The aesthetic of my collection questions the significance of materiality in terms of sustainable or unsustainable fashion practices which can lead us to wonder what really makes waste Waste? Through developing my own zero waste techniques, using found and unconventional materials, alongside unwanted purchased fabrics, my collection deconstructs the value systems of the fashion industry by pushing the wearability and usability of fabrics critiquing the purity politics in fashion manufacturing and production.
My collection employs juxtaposition by satirising our daily consumer behaviours such as grocery shopping, buying new shoes, eating etc. I have deliberately paired biodegradable products in plastic and exaggerated the experience of our consumption through creating mass(ive) produced garments and woven electrical cords. This materiality and process symbolises the weight of consumption. Alongside my publications and dioramas, I aim to evoke emotion and question value through referencing our daily routine. This excessively evocative process encourages conversation around our understanding of our own consumption and its role in our daily lives.
WHAT’S NEXT | The horizon currently looks like fishing, fam time and sunsets. However, I would love to further encourage awareness and conversation by involving the public through workshops/publications/installations. I am in awe of the local talent in Melbourne and would love the opportunity to collaborate with local artists to further broaden awareness of the impact of our consumer culture.
ADVICE | This year in particular has taught me to ensure you love what you are doing and that you are excited and passionate!! It’s a bit corny but I think fashion is about staying true to YOU!
For me MFW was surreal. Being able to show my collection to the public and be able to watch people’s reactions to my collection strutting down the runway was incredible, and I got exactly what I wanted: smiles and laughs.
You can get in touch with Hannah here | email@example.com
WHY FASHION? I’ve always sewn my own clothes, even as a little girl. When I turned 18 I moved to Melbourne from country Vic and worked in costume. Sewing and pattern making is my passion, I have just always loved it.
THE COLLECTION | My collection named ‘Deadair’ is my look at the women's movement and how women have been oppressed throughout history, contrasted by what I see women to be. I drew inspiration from birds, as they represent freedom. Mushrooms, the layers and conditions they grow in. I also looked at metal for inspiration on all the forms it can take and yet still remain strong and undestroyed, regardless of its treatment.

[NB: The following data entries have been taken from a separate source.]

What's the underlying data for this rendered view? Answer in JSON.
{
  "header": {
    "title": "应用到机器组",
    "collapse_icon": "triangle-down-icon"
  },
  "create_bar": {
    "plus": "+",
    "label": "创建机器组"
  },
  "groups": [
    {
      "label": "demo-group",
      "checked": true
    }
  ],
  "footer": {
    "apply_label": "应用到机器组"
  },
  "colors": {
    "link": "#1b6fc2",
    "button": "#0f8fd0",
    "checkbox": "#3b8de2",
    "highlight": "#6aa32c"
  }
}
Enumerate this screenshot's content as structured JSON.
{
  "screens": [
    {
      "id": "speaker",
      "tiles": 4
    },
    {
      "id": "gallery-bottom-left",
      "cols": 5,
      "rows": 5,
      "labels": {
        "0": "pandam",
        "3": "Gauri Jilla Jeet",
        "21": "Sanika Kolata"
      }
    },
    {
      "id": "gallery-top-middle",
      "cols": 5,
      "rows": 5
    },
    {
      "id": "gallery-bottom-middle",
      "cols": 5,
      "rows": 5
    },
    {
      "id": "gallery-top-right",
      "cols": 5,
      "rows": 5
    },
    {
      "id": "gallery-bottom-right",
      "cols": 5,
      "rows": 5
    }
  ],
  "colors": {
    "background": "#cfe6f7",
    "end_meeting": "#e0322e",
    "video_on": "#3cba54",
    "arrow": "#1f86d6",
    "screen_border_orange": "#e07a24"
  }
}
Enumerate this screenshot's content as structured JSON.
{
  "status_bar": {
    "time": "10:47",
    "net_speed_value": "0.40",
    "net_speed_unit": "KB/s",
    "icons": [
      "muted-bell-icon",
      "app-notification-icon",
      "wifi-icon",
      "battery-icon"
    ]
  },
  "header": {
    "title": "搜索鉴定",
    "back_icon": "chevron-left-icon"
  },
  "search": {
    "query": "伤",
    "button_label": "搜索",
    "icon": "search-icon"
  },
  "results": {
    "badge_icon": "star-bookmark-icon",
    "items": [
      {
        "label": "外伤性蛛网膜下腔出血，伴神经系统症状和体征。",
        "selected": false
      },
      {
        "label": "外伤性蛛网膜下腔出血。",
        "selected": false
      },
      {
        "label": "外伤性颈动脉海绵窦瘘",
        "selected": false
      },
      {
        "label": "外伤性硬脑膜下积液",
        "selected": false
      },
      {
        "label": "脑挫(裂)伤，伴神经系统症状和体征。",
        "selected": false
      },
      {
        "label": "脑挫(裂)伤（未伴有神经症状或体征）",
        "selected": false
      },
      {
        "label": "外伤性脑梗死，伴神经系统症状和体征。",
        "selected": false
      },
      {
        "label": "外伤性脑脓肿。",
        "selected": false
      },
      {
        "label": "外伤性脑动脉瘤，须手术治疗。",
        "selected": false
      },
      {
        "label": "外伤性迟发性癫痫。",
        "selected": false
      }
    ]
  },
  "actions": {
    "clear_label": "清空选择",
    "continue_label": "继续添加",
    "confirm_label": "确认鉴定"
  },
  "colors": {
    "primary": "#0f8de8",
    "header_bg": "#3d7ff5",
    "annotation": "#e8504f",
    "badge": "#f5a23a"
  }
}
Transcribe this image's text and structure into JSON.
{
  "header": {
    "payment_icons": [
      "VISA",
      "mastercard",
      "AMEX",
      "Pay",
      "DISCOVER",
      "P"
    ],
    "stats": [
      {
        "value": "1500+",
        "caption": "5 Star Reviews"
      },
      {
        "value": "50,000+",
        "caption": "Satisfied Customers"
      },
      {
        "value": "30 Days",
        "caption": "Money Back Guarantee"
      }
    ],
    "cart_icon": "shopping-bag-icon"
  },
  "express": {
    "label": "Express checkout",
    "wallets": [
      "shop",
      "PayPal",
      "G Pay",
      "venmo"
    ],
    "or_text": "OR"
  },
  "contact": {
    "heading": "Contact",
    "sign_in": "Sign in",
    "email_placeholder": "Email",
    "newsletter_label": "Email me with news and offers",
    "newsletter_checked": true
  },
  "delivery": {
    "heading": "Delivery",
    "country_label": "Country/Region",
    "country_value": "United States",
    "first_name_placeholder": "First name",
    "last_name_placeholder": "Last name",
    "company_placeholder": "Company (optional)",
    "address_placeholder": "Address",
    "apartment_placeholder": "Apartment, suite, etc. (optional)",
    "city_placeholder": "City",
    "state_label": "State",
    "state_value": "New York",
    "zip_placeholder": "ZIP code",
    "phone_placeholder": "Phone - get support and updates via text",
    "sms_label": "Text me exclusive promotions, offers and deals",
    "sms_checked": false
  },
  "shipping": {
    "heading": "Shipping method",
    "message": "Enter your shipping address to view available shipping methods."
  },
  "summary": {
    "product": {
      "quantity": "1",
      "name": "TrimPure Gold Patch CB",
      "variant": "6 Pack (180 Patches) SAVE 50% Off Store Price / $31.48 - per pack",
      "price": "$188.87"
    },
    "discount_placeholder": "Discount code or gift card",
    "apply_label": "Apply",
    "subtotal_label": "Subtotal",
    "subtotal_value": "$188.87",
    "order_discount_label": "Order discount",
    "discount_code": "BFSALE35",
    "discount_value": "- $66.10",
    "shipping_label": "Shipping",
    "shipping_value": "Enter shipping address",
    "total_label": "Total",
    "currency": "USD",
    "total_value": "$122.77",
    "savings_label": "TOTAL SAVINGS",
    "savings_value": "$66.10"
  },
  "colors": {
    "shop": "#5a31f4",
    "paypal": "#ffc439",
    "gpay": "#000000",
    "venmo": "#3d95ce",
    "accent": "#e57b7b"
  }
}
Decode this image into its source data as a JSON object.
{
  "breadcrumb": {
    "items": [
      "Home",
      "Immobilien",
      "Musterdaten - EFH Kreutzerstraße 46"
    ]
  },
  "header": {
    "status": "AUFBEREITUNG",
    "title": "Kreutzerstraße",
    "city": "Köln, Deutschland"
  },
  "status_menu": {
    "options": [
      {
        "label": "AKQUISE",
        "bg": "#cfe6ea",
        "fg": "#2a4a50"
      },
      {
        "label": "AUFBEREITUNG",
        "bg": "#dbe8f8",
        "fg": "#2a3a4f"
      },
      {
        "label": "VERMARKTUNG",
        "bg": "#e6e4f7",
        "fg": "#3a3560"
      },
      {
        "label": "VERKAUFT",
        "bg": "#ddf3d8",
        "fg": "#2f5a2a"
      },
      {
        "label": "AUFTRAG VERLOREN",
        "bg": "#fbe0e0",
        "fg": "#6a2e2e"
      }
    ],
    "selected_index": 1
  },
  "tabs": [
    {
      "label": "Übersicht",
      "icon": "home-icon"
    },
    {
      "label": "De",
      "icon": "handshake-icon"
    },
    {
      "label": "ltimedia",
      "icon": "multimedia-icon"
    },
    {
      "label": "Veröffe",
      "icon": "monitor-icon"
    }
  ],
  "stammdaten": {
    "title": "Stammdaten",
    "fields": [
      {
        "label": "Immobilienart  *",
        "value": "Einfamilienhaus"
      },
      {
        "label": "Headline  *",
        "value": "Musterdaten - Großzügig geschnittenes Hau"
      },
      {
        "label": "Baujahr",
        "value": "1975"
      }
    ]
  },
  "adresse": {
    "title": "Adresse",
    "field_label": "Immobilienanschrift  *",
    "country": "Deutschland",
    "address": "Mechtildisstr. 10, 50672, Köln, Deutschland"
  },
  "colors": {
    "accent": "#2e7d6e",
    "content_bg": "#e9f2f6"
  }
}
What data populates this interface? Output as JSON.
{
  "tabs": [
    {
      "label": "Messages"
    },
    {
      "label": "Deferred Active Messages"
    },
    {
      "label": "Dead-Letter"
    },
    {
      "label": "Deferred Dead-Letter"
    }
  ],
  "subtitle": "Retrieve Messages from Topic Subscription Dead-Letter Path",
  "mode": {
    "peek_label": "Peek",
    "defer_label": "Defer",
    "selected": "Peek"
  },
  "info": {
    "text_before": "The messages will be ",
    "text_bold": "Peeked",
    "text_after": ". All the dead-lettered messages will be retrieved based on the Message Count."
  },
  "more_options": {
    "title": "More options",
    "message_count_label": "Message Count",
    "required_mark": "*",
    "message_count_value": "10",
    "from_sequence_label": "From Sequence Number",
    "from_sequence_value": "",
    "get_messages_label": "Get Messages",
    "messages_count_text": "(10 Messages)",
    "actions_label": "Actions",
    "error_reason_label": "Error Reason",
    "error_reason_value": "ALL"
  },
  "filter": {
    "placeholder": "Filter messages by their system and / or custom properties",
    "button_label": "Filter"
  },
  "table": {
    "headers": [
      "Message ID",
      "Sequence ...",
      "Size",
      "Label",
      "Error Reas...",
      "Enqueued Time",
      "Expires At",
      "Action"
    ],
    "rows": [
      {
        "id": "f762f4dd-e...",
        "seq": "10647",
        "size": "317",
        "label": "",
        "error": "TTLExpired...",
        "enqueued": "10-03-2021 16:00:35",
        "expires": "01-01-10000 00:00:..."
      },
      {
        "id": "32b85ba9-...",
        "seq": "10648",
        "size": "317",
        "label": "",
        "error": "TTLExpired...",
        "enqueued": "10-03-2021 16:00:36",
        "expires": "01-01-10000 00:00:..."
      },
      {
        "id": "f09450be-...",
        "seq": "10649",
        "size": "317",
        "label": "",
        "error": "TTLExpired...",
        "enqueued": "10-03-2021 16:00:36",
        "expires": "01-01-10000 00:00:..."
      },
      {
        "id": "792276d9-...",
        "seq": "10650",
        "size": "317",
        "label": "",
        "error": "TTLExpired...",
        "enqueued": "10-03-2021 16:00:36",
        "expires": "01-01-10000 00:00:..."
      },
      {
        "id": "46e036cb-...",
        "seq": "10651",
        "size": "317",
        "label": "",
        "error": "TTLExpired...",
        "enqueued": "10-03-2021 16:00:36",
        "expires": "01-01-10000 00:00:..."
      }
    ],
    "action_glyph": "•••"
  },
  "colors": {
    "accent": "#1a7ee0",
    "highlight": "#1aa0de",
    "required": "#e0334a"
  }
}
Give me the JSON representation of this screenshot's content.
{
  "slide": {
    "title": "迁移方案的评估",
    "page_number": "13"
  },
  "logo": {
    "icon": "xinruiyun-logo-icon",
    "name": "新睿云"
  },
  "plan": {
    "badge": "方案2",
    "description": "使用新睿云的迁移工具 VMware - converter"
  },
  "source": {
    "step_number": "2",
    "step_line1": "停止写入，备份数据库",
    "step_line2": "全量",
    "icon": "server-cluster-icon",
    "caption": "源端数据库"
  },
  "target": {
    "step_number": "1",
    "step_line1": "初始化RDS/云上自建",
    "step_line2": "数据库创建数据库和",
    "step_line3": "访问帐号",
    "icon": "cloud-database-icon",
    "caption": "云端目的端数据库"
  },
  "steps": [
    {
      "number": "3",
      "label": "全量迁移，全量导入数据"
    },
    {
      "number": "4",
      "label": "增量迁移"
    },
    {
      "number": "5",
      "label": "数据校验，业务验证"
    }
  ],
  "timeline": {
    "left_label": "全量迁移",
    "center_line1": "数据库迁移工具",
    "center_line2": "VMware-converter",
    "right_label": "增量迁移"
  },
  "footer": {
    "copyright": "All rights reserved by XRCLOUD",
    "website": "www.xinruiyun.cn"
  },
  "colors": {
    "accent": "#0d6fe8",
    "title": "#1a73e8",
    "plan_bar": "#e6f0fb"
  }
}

I used different silks and tules, with these fabrics I layered them and created my feathers. I also used a faux leather to mold over structure in each outfit.
I used the toiling process to refine my garments and to design and create the perfect piece.
WHAT’S NEXT | Finishing my diploma is really the most exciting thing I’m concentrating on at the moment. I also am working in bridal which is great experience and skill enhancing. I’m hoping in the next few years to expand my own label.
ADVICE | You never stop learning. And be grateful for everything people are willing to teach you.
You can get in touch with Lucy here | firstname.lastname@example.org
WHY FASHION? | It's a way to tell a story. Clearly translated or not, I can personally put meaning to something.
THE COLLECTION | How a dubious cultural thread can shape an identity.
WHAT’S NEXT | Seeking a deeper creativity that surpasses my own understanding.
ADVICE | Question... is it something you need?
All images are thanks to the designers, and runway/backstage images by Lucas Dawson.